A corporation’s life is not dependent upon its members. A corporation possesses the feature of unlimited life. If an owner dies or wishes to sell their interest the corporation will continue to exist and do business.
Retirement funds, qualified retirement plans (like 401k) may be set up more easily with a corporation.
Ownership of a corporation is easily transferable.
Capital can be raised more easily through the sale of stock.
A corporation possesses centralized management.
What are the disadvantages to incorporation? The primary disadvantage to a corporation is double taxation. Profits of a corporation are taxed twice when the profits are distributed to shareholders as dividends. They are taxed first as income to the corporation, then as income to the shareholder. All reasonable business expenses such as salaries are deductions against corporate income and can minimize the double tax. Further, the double tax can be eliminated by making an “S” corporation election.
Complexity and expense of forming a corporation.
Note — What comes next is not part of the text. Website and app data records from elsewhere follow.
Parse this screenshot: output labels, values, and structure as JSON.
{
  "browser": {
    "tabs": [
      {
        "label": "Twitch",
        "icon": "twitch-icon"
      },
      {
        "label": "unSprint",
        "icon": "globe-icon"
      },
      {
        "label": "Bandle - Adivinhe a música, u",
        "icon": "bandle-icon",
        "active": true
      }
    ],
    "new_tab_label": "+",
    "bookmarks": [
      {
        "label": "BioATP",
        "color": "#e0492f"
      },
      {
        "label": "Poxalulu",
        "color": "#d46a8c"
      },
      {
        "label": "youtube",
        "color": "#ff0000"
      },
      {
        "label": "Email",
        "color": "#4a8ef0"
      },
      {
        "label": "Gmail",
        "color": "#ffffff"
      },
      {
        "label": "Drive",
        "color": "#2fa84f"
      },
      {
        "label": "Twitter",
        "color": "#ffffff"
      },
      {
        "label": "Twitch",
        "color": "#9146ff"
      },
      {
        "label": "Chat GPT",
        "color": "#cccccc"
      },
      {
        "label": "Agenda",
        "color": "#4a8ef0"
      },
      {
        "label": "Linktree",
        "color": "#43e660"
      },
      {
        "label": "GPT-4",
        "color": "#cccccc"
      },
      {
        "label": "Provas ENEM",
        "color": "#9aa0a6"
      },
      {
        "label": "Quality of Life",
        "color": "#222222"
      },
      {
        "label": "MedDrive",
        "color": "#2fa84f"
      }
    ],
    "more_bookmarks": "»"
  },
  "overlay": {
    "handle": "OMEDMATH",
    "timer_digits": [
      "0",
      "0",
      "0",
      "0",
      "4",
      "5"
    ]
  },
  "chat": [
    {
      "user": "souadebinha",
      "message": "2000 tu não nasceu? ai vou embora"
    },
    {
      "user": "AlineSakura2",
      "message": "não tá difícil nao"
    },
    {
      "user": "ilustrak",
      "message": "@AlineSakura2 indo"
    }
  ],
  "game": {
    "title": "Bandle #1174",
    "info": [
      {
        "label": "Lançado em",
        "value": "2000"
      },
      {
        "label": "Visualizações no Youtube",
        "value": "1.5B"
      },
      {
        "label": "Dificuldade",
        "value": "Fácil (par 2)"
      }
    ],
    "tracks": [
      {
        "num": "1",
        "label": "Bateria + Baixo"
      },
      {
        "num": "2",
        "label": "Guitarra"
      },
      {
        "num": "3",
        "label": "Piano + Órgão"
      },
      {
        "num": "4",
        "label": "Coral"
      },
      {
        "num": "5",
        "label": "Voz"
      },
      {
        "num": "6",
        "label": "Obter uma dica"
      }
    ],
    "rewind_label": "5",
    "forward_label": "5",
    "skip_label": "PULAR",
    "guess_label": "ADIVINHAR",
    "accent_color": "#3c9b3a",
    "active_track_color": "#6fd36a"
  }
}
Extensive record keeping requirements.
Operating a corporation across state lines requires the corporation to qualify to do business in the other state.
What paperwork is required to incorporate? Articles of incorporation conforming to state law must be prepared and filed with the proper state authorities and filing fees must be paid. Once the Arizona Corporation Commission has approved the articles of incorporation, the articles must be published for a certain number of times in a certain type of newspaper (a newspaper of general circulation) in a certain county. Minutes of the organizational meeting must be prepared, stock certificates must be issued and often it is a good idea to have a written shareholder’s agreement.
What is a Statutory Agent? Also known as a registered agent, a statutory agent is a person or company appointed by the Corporation to receive legal notices and documents and to receive service of process. Service of process is the act of serving someone with legal papers such as a subpoena, a summons, a complaint, a petition or other documents involved in a lawsuit. In Arizona, the statutory agent must be a resident of the state for at least three years.
Do I need an attorney to incorporate? No, an attorney is not a legal requirement to incorporate. You can prepare and file the articles of incorporation yourself; however, if you are going to do it right you should be thoroughly versed in Arizona law, in corporations law, in securities law, in contract law and in other areas of the law affected by the corporation’s business.
What name should I use? Choose a name carefully. It is important to portray the proper image for the corporation. The name must be “distinguishable” from other Arizona entities. Additionally, the name must show that the business is incorporated. The word “Corporation,” “Incorporated,” “Limited,” “Company” or an abbreviation must follow the corporate name. For more information about Arizona corporate names, read the Arizona Corporation Commission naming standards.
How do I start? Articles of Incorporation must be filed with the state government and initial fees must be paid. After Articles are filed, the corporation must hold an organizational meeting where bylaws are adopted and the incorporation process is completed. The corporation must be properly capitalized. Share certificates must be distributed to shareholders and these transactions should be recorded on the corporation’s stock ledger. All of this information should be kept in a corporate record book.
Note: Arizona law changes from time to time. This article may not be consistent with current Arizona law. Therefore, always check the statutes and case law before using the information in this article.